### What is expected
Using "localhost" as the search string, find the matching lines below and copy them.

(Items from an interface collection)
----

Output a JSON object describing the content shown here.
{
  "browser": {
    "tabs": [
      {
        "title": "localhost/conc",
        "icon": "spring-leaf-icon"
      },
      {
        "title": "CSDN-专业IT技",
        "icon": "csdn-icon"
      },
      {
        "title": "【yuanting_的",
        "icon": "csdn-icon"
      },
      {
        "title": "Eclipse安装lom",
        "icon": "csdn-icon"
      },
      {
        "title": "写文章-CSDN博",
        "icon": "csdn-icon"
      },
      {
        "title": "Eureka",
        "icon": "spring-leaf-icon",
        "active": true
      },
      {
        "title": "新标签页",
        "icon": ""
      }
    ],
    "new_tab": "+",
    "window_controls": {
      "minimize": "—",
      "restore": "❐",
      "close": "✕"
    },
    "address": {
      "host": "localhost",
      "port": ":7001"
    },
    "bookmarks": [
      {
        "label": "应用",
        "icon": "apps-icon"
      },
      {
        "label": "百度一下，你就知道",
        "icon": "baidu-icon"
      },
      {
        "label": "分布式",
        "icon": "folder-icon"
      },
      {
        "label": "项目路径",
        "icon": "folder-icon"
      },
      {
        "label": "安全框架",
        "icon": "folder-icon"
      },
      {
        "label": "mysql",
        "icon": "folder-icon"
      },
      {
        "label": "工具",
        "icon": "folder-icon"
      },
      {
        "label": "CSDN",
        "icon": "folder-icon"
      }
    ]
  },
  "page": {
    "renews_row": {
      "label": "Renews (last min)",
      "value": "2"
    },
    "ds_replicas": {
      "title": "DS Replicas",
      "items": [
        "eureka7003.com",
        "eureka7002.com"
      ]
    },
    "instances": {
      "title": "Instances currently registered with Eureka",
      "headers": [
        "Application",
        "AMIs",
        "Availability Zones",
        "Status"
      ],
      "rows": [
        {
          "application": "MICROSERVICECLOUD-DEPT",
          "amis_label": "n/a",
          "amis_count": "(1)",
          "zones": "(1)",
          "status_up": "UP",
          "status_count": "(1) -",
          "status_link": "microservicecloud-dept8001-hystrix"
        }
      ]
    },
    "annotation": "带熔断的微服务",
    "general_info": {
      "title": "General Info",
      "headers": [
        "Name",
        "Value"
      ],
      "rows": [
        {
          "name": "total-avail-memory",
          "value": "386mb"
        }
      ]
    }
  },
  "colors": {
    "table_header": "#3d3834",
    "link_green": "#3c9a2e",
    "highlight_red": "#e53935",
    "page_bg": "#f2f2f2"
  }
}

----

### Answer to this problem
        "title": "localhost/conc",
      "host": "localhost",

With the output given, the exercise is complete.